Another trial was conducted at another cement plant in which oxygen was added through lance 32 in amounts so as to keep the burning zone constant (flame position and geometry and product temperature profile) while increasing the quantity of coke burned from 0 to 25% and reducing coal from 100 to 75%, the oxygen was added to maintain rate of combustion constant. In this case, NOx data and quality data were taken and showed that controlling volatile allowed one to control the flame geometry, position and temperature and thus produced an identical quality product and NOx emission.
The present invention has been specifically designed to be an independent operation loop operating within the existing kiln parameters. In the present invention:
a. A pure oxygen lance system is used to introduce oxygen rather than an oxygen-fuel burner. This is a significant difference as pure oxygen alone does not produce the intensely hot and highly directional flame resulting from an oxygen-fuel burner.
b. The kiln burning zone length is maintained constant.
c. Product residence time and temperature profile are maintained the same as that previously used to meet quality requirements.
d. Draft was not reduced as it would shorten the burning zone, shift the coating build-up on the kiln wall, lower the feed end temperature and finally shift the drying, preheating, calcining and clinkerization zone toward the exit end of the kiln.
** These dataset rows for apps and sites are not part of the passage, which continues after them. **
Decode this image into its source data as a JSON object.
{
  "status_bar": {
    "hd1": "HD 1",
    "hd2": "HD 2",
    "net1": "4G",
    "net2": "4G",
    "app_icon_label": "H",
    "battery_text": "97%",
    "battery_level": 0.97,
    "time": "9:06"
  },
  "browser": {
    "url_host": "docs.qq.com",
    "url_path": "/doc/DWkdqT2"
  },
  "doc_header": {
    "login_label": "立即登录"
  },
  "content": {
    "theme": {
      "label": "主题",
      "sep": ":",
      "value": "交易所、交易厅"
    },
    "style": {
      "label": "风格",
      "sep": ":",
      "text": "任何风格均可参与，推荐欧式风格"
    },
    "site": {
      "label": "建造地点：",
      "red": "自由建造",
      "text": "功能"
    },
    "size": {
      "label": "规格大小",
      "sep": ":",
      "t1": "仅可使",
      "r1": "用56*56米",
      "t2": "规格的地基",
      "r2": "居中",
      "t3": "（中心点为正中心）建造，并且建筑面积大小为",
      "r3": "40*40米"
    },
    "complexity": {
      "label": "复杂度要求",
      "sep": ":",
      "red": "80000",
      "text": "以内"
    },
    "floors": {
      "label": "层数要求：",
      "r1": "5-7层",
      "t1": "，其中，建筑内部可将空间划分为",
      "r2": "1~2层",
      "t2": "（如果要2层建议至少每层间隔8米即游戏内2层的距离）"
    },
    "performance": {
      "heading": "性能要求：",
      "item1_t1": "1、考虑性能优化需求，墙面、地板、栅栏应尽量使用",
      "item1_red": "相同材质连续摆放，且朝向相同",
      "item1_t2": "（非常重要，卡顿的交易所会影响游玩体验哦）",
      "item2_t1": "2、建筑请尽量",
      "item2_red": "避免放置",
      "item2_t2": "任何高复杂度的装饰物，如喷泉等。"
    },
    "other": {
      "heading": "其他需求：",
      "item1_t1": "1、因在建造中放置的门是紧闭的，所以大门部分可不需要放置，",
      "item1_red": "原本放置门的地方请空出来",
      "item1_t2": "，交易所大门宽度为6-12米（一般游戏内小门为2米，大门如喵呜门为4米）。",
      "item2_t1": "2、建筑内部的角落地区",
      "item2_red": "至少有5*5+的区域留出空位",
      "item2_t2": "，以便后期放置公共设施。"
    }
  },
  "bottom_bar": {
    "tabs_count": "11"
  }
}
The dust insufflation technology of this invention is based on maintaining status quo in the burning zone. The dust insufflation injection point will dictate the counter measure required. For example, if dust is added to the fuel, this will lengthen the flame due to a reduction in volatile content. A 1% enrichment of the primary air will give the same effect as increasing volatile content by 4%. Maintaining the effective volatile content means that flame geometry, length and temperature will be the same. Therefore, the oxygen addition can be calculated to compensate for the dilution of the flame. On the other hand, if dust is added in the space between the flame and the product and this area is defined as the flame, maintaining a constant volatile content of this space, will keep the boundaries constant, in the cases with and without oxygen. Therefore, the flame is not intensified but rather stabilizes by keeping volatile content above the minimum requirement. This minimum is different for every kiln as it depends on factors such as burner and kiln design, air and fuel flow, pressure and temperature. Such factors define the stability of the combustion process and flame geometry.
Because there is no change in the temperature of the flame nor the length of the burning zone, other significant benefits can be achieved. It is feasible to insufflate particles, either fine raw materials or kiln dust, into lime kilns. This can not be done with an intense oxygen-fuel flame as it would overburn the Calcium Oxide in the feedbed, making it non-reactive. This invention provides an effective way of controlling nitrous oxide (NOx) emissions from a kiln. This is done by injecting heat absorbing particles into the flame and thereby reducing the flame core temperature.
For the purposes of the present invention between 2% and 20% by weight of the feed material can be recycled dust and the amount of oxygen enrichment should result in an oxygen concentration before combustion of betwen 21% and 25% by volume of the air/fuel mixture.
Having described a preferred embodiment of the invention it is not intended that it be limited except as it may be defined in the appended claims.